The Captain then says “Now then, after two.” Before he can get “One” out, Wilson begins to play. Mainwaring stops him again with a more pointed “Watch the stick, please!” Wilson again apologises. They begin again, and it goes fine to the end of the verse (then something visual happened which we are not made aware of on the soundtrack, but probably involved the Captain falling over with cap askew). He says “Right, that was very good.” and says they’ll go onto the end. Pike is to do the final solo, and Mainwaring tells him to do it slowly and dreamily.
Again Wilson begins playing without command to do so, and Mainwaring is furious, “Wilson! Wilson! Do not anticipate!! Watch the blo....watch the stick!!” He nearly swore. Finally they begin.

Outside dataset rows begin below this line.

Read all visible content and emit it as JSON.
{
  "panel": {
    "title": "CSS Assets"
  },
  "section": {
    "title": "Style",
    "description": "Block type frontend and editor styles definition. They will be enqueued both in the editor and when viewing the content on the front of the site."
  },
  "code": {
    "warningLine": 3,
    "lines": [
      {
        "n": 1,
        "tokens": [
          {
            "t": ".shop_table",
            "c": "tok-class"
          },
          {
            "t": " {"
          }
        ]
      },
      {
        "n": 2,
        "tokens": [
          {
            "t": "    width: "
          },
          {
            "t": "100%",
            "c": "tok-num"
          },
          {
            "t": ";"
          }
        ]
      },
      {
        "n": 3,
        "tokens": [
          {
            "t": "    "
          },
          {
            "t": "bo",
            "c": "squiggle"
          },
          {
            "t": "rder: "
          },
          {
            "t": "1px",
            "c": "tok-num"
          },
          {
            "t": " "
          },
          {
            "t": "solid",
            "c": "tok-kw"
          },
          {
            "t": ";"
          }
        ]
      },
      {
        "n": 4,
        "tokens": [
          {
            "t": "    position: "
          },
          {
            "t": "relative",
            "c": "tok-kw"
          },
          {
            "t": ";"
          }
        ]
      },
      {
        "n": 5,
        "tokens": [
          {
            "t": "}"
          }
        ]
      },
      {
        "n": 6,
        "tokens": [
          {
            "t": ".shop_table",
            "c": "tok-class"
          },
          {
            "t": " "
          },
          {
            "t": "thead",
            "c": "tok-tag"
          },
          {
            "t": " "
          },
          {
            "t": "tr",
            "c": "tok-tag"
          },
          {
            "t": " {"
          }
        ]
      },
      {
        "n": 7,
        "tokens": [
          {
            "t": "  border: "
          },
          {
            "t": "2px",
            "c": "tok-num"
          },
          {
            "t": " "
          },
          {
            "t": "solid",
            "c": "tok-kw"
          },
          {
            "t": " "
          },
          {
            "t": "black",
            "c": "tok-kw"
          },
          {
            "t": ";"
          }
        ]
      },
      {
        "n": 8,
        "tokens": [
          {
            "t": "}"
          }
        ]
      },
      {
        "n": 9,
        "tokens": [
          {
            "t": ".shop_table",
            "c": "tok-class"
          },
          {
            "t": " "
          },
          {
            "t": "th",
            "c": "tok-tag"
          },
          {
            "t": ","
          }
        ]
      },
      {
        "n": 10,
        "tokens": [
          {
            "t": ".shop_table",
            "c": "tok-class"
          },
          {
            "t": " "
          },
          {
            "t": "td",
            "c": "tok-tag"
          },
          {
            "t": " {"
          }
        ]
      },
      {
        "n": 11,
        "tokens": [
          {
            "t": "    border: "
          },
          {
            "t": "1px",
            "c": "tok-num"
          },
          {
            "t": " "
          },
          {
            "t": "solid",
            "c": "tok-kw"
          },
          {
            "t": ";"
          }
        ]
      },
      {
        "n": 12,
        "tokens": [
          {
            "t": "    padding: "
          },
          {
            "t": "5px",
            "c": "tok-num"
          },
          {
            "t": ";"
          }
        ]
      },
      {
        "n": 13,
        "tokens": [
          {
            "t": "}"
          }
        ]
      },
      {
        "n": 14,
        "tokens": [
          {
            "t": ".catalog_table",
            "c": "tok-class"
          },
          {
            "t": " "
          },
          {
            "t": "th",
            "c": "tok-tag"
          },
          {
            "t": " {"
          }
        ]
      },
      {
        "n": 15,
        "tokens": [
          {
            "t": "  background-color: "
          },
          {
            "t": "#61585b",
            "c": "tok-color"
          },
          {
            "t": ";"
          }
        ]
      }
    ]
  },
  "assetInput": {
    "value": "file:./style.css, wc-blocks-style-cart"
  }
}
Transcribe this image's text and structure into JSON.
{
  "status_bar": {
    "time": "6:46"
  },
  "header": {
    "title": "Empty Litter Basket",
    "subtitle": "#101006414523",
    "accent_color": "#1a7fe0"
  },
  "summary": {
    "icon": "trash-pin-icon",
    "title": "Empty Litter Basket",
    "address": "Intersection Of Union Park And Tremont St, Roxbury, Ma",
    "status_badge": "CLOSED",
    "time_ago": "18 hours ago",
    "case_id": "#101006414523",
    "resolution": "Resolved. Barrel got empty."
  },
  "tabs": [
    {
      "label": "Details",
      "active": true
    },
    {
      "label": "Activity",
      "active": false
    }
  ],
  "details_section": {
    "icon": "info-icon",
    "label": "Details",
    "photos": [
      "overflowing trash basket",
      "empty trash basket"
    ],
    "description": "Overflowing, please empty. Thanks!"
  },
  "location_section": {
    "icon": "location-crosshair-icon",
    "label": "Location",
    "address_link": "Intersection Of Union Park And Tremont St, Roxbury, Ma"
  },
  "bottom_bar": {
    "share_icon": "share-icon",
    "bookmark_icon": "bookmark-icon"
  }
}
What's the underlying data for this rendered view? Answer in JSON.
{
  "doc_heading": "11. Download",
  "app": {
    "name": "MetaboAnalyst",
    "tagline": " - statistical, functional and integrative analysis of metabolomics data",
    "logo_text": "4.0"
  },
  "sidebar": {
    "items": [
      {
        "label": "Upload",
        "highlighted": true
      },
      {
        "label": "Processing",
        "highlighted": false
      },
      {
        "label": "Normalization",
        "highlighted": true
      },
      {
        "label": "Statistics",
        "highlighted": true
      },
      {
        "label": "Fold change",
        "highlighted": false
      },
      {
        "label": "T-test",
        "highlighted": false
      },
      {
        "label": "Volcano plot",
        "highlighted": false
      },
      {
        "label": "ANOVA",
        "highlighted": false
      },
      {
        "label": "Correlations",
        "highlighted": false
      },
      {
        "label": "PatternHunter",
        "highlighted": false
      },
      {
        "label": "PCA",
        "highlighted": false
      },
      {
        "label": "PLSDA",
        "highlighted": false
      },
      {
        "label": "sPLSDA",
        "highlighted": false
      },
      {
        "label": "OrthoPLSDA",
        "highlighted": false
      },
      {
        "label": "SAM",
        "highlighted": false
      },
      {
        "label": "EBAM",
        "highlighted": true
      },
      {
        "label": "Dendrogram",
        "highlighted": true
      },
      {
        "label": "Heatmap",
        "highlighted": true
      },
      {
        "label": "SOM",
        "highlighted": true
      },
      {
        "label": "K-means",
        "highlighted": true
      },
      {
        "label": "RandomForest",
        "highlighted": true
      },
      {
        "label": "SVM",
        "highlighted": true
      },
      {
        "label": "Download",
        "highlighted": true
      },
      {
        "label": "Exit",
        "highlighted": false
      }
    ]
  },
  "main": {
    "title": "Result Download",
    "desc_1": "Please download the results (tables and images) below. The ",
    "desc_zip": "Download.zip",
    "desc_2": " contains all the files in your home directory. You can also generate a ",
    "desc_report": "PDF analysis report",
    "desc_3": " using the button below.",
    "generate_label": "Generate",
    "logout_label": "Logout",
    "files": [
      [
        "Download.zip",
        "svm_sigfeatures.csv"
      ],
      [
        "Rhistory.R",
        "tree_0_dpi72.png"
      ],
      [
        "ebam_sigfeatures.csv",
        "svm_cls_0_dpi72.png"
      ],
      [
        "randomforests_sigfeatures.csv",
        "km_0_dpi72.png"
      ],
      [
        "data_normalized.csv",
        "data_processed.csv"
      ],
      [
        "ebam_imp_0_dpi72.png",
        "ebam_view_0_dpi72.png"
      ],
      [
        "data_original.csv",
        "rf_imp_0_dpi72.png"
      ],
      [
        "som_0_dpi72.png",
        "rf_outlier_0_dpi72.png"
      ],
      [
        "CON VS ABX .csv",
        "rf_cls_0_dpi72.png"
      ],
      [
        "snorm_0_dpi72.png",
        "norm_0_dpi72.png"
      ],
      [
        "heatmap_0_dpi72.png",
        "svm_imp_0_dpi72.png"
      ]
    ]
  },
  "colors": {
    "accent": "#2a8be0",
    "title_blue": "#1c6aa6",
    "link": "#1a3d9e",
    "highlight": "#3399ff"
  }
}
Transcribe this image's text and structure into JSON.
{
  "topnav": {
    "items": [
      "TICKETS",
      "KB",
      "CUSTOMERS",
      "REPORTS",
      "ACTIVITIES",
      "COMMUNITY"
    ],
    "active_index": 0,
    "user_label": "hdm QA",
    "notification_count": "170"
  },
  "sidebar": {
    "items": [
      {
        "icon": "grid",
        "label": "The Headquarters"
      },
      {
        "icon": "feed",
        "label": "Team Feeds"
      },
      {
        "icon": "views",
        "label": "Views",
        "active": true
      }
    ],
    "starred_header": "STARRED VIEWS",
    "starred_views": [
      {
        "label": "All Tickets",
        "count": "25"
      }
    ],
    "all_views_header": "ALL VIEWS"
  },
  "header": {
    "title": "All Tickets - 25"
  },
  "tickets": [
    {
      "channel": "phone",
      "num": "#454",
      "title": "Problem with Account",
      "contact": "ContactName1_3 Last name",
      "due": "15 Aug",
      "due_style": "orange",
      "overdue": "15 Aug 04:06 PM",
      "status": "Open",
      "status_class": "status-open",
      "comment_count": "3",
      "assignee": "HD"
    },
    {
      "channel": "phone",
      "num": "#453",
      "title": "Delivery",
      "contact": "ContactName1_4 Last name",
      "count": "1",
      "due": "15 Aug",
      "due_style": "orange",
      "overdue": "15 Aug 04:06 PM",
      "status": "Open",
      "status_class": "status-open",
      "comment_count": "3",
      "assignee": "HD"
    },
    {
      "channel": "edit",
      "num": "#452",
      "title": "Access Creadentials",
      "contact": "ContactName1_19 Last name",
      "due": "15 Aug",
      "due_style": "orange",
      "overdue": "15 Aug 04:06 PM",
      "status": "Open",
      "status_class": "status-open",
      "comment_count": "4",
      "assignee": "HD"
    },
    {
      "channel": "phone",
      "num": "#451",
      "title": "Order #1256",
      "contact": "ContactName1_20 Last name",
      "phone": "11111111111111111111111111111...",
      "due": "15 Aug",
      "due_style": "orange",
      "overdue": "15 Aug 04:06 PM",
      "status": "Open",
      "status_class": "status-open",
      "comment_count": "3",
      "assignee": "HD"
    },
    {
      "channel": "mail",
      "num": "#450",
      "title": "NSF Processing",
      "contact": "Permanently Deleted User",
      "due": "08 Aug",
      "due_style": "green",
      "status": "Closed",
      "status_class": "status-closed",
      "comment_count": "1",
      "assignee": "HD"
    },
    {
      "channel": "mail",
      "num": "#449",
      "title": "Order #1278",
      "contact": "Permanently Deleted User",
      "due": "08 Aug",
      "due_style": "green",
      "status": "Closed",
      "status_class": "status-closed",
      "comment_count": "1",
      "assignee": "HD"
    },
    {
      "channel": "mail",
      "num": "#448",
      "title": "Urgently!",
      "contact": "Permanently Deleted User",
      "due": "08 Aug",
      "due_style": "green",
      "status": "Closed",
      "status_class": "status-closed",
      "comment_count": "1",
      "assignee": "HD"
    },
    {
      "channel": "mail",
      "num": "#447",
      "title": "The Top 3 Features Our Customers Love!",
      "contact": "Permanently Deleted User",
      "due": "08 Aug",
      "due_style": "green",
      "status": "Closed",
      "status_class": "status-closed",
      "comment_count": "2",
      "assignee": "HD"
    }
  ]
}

Pike sings, reading exactly from his song sheet “I felt so lonely standing there, and I could only stand and stare. For I have no boy/girl with me. Lonely...” Mainwaring stops him and asks “Why are you singing ‘I have no boy/girl with me’?”, to which Pike replies “That’s what it says here.” He shows the Captain, who, now hot under the collar, tries to explain that “If you’re a boy, you have a girl! If you’re a girl you have a boy! Do you understand?” Pike replies “Yes.” Mainwaring adds “You stupid boy!” and if that wasn’t enough of a clue, Pike asks the plaintiff question “Well what am I then?” Walker chips in with “We’re all beginning to wonder!”
Mainwaring starts the proceedings again. Pike sings his lines “I felt so lonely standing there, and I could only stand and stare, for I had no boy with me...” Despite this, Mainwaring lets him continue. Now all the problems are sorted out and they go right through the song without a hitch. The choir actually sounds really good together, and the grand finale to this episode is simply them all singing the song properly.
This is an excellent episode, well written and very well performed. It is then not too surprising that the script was later to be reprised several times by the cast. The first remake was for the Radio episode “The Godiva Affair”, where the choir practise sketch was substituted in place of the Morris Dance of the original TV version, which would be impossible to do on radio due to the visual nature. The major change was Larry Martyn played Walker. Then it was adapted for the Stage Show, with John Bardon as Walker and Hamish Roughead as Frazer along with the regulars. Also in the stage version was the Vicar, the Verger, Mrs Pike and Mrs Fox. The final variation of this script was an abridged version for the Royal Variety Performance in 1975. This is the only version still existent on video, but the radio version still exists, as does a performance of the Stage version on the record from the show. But none seem quite as good as the original 1970 version which now only exists in audio form.
If you can help with any of these shows, please contact me by clicking here
If anything is returned to me, it will be passed to both the DAAS in the UK, and to the maker of the episode. I am not a lost episode hoarder.